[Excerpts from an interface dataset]
Start of Block
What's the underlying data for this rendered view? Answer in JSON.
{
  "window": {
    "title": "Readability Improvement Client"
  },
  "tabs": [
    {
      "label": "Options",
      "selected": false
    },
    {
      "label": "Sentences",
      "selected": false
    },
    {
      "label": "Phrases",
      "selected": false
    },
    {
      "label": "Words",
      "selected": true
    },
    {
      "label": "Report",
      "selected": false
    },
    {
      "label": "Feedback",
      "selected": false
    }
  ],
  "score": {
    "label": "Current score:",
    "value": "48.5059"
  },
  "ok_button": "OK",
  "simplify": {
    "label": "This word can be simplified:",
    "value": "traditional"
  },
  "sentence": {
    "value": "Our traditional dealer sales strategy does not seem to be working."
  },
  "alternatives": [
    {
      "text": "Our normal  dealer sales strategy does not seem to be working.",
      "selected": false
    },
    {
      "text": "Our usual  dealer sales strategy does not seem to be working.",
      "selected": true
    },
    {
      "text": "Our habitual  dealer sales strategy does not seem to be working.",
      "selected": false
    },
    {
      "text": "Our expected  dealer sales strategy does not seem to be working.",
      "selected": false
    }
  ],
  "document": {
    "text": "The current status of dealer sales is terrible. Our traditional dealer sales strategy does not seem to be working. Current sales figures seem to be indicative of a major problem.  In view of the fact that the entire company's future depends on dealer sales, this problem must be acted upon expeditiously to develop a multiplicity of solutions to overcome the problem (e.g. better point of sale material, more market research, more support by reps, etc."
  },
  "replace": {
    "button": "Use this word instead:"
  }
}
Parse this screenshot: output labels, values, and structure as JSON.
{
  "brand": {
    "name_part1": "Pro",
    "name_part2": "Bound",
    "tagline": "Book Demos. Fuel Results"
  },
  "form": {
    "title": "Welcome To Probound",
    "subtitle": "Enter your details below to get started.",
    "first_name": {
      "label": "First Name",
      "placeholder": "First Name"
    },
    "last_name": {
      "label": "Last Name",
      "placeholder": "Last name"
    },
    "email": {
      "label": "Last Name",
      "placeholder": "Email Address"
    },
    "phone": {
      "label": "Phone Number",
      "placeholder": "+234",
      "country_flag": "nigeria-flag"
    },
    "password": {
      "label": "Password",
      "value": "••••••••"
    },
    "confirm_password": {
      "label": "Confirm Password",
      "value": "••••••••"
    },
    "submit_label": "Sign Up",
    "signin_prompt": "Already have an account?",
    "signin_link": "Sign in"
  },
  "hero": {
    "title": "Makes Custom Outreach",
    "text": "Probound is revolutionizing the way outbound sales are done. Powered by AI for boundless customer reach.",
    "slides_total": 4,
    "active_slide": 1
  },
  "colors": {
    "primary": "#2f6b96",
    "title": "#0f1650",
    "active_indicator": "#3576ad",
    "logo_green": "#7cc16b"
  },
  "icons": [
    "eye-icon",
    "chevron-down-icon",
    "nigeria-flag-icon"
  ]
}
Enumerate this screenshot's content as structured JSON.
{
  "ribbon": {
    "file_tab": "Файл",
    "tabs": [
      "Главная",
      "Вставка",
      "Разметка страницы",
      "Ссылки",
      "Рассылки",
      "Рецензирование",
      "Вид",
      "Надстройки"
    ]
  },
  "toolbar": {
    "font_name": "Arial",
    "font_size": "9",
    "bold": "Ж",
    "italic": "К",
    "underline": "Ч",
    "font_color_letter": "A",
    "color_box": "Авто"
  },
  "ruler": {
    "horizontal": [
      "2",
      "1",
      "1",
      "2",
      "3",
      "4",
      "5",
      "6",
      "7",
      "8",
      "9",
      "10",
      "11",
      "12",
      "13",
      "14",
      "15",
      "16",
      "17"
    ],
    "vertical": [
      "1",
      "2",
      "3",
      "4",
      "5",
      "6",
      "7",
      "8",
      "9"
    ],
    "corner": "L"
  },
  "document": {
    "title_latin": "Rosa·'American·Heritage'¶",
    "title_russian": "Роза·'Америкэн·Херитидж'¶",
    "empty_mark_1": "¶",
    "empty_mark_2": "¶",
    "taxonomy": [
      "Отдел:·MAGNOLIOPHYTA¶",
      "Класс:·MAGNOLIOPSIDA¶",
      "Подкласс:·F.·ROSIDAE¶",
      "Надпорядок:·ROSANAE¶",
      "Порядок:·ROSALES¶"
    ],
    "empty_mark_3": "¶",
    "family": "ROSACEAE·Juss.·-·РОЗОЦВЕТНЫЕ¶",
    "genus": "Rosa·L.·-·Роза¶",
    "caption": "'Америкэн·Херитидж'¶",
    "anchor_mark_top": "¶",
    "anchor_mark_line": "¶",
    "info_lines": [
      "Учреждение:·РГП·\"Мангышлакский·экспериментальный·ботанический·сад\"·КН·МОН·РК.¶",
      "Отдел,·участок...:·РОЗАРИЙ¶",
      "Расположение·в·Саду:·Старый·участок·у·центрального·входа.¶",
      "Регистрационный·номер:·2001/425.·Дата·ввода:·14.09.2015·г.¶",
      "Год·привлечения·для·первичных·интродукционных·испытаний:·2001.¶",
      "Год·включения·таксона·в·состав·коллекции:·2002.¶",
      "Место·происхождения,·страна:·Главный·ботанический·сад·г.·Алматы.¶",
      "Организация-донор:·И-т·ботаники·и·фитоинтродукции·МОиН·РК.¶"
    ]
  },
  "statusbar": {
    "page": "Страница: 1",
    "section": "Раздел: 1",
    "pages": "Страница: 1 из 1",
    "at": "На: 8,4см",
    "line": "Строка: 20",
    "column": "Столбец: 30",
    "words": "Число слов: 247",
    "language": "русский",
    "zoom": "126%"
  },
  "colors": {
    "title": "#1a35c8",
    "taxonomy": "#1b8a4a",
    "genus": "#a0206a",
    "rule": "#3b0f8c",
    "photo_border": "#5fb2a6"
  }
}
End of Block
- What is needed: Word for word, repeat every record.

- Solution:
What's the underlying data for this rendered view? Answer in JSON.
{
  "window": {
    "title": "Readability Improvement Client"
  },
  "tabs": [
    {
      "label": "Options",
      "selected": false
    },
    {
      "label": "Sentences",
      "selected": false
    },
    {
      "label": "Phrases",
      "selected": false
    },
    {
      "label": "Words",
      "selected": true
    },
    {
      "label": "Report",
      "selected": false
    },
    {
      "label": "Feedback",
      "selected": false
    }
  ],
  "score": {
    "label": "Current score:",
    "value": "48.5059"
  },
  "ok_button": "OK",
  "simplify": {
    "label": "This word can be simplified:",
    "value": "traditional"
  },
  "sentence": {
    "value": "Our traditional dealer sales strategy does not seem to be working."
  },
  "alternatives": [
    {
      "text": "Our normal  dealer sales strategy does not seem to be working.",
      "selected": false
    },
    {
      "text": "Our usual  dealer sales strategy does not seem to be working.",
      "selected": true
    },
    {
      "text": "Our habitual  dealer sales strategy does not seem to be working.",
      "selected": false
    },
    {
      "text": "Our expected  dealer sales strategy does not seem to be working.",
      "selected": false
    }
  ],
  "document": {
    "text": "The current status of dealer sales is terrible. Our traditional dealer sales strategy does not seem to be working. Current sales figures seem to be indicative of a major problem.  In view of the fact that the entire company's future depends on dealer sales, this problem must be acted upon expeditiously to develop a multiplicity of solutions to overcome the problem (e.g. better point of sale material, more market research, more support by reps, etc."
  },
  "replace": {
    "button": "Use this word instead:"
  }
}
Parse this screenshot: output labels, values, and structure as JSON.
{
  "brand": {
    "name_part1": "Pro",
    "name_part2": "Bound",
    "tagline": "Book Demos. Fuel Results"
  },
  "form": {
    "title": "Welcome To Probound",
    "subtitle": "Enter your details below to get started.",
    "first_name": {
      "label": "First Name",
      "placeholder": "First Name"
    },
    "last_name": {
      "label": "Last Name",
      "placeholder": "Last name"
    },
    "email": {
      "label": "Last Name",
      "placeholder": "Email Address"
    },
    "phone": {
      "label": "Phone Number",
      "placeholder": "+234",
      "country_flag": "nigeria-flag"
    },
    "password": {
      "label": "Password",
      "value": "••••••••"
    },
    "confirm_password": {
      "label": "Confirm Password",
      "value": "••••••••"
    },
    "submit_label": "Sign Up",
    "signin_prompt": "Already have an account?",
    "signin_link": "Sign in"
  },
  "hero": {
    "title": "Makes Custom Outreach",
    "text": "Probound is revolutionizing the way outbound sales are done. Powered by AI for boundless customer reach.",
    "slides_total": 4,
    "active_slide": 1
  },
  "colors": {
    "primary": "#2f6b96",
    "title": "#0f1650",
    "active_indicator": "#3576ad",
    "logo_green": "#7cc16b"
  },
  "icons": [
    "eye-icon",
    "chevron-down-icon",
    "nigeria-flag-icon"
  ]
}
Enumerate this screenshot's content as structured JSON.
{
  "ribbon": {
    "file_tab": "Файл",
    "tabs": [
      "Главная",
      "Вставка",
      "Разметка страницы",
      "Ссылки",
      "Рассылки",
      "Рецензирование",
      "Вид",
      "Надстройки"
    ]
  },
  "toolbar": {
    "font_name": "Arial",
    "font_size": "9",
    "bold": "Ж",
    "italic": "К",
    "underline": "Ч",
    "font_color_letter": "A",
    "color_box": "Авто"
  },
  "ruler": {
    "horizontal": [
      "2",
      "1",
      "1",
      "2",
      "3",
      "4",
      "5",
      "6",
      "7",
      "8",
      "9",
      "10",
      "11",
      "12",
      "13",
      "14",
      "15",
      "16",
      "17"
    ],
    "vertical": [
      "1",
      "2",
      "3",
      "4",
      "5",
      "6",
      "7",
      "8",
      "9"
    ],
    "corner": "L"
  },
  "document": {
    "title_latin": "Rosa·'American·Heritage'¶",
    "title_russian": "Роза·'Америкэн·Херитидж'¶",
    "empty_mark_1": "¶",
    "empty_mark_2": "¶",
    "taxonomy": [
      "Отдел:·MAGNOLIOPHYTA¶",
      "Класс:·MAGNOLIOPSIDA¶",
      "Подкласс:·F.·ROSIDAE¶",
      "Надпорядок:·ROSANAE¶",
      "Порядок:·ROSALES¶"
    ],
    "empty_mark_3": "¶",
    "family": "ROSACEAE·Juss.·-·РОЗОЦВЕТНЫЕ¶",
    "genus": "Rosa·L.·-·Роза¶",
    "caption": "'Америкэн·Херитидж'¶",
    "anchor_mark_top": "¶",
    "anchor_mark_line": "¶",
    "info_lines": [
      "Учреждение:·РГП·\"Мангышлакский·экспериментальный·ботанический·сад\"·КН·МОН·РК.¶",
      "Отдел,·участок...:·РОЗАРИЙ¶",
      "Расположение·в·Саду:·Старый·участок·у·центрального·входа.¶",
      "Регистрационный·номер:·2001/425.·Дата·ввода:·14.09.2015·г.¶",
      "Год·привлечения·для·первичных·интродукционных·испытаний:·2001.¶",
      "Год·включения·таксона·в·состав·коллекции:·2002.¶",
      "Место·происхождения,·страна:·Главный·ботанический·сад·г.·Алматы.¶",
      "Организация-донор:·И-т·ботаники·и·фитоинтродукции·МОиН·РК.¶"
    ]
  },
  "statusbar": {
    "page": "Страница: 1",
    "section": "Раздел: 1",
    "pages": "Страница: 1 из 1",
    "at": "На: 8,4см",
    "line": "Строка: 20",
    "column": "Столбец: 30",
    "words": "Число слов: 247",
    "language": "русский",
    "zoom": "126%"
  },
  "colors": {
    "title": "#1a35c8",
    "taxonomy": "#1b8a4a",
    "genus": "#a0206a",
    "rule": "#3b0f8c",
    "photo_border": "#5fb2a6"
  }
}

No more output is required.